START Available data

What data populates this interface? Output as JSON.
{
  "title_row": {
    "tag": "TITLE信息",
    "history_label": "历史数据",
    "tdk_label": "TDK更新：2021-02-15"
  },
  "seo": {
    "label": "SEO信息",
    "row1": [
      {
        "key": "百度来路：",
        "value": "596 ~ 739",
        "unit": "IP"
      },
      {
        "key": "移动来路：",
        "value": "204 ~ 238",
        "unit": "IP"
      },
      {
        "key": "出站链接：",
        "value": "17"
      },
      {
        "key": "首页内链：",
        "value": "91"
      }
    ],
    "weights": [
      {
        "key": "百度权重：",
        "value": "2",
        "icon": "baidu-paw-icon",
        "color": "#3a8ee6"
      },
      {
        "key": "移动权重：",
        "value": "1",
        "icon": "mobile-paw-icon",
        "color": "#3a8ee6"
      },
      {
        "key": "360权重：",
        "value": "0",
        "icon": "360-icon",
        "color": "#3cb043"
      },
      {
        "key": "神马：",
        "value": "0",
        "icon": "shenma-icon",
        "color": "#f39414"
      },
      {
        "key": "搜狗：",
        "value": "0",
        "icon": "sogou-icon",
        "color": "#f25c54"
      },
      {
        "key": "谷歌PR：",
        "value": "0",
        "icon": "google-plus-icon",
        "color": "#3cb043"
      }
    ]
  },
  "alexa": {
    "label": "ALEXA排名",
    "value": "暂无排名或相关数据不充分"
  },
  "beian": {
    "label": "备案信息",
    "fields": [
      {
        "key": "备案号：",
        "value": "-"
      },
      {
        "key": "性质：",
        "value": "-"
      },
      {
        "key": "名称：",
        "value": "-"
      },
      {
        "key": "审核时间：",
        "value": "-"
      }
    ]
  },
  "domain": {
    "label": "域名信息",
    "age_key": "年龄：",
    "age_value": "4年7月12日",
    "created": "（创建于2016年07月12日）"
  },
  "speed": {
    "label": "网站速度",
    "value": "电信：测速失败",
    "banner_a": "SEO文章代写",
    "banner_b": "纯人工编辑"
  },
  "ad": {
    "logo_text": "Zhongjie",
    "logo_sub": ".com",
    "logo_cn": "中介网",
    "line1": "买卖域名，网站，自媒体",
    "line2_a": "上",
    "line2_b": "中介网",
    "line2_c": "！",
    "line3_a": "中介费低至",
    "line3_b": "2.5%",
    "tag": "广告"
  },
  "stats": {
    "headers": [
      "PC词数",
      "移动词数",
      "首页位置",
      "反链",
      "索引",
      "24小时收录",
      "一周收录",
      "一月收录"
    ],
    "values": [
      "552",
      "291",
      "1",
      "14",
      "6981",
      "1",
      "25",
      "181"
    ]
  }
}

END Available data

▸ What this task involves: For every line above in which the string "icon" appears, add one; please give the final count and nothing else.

▸ Your solution: 6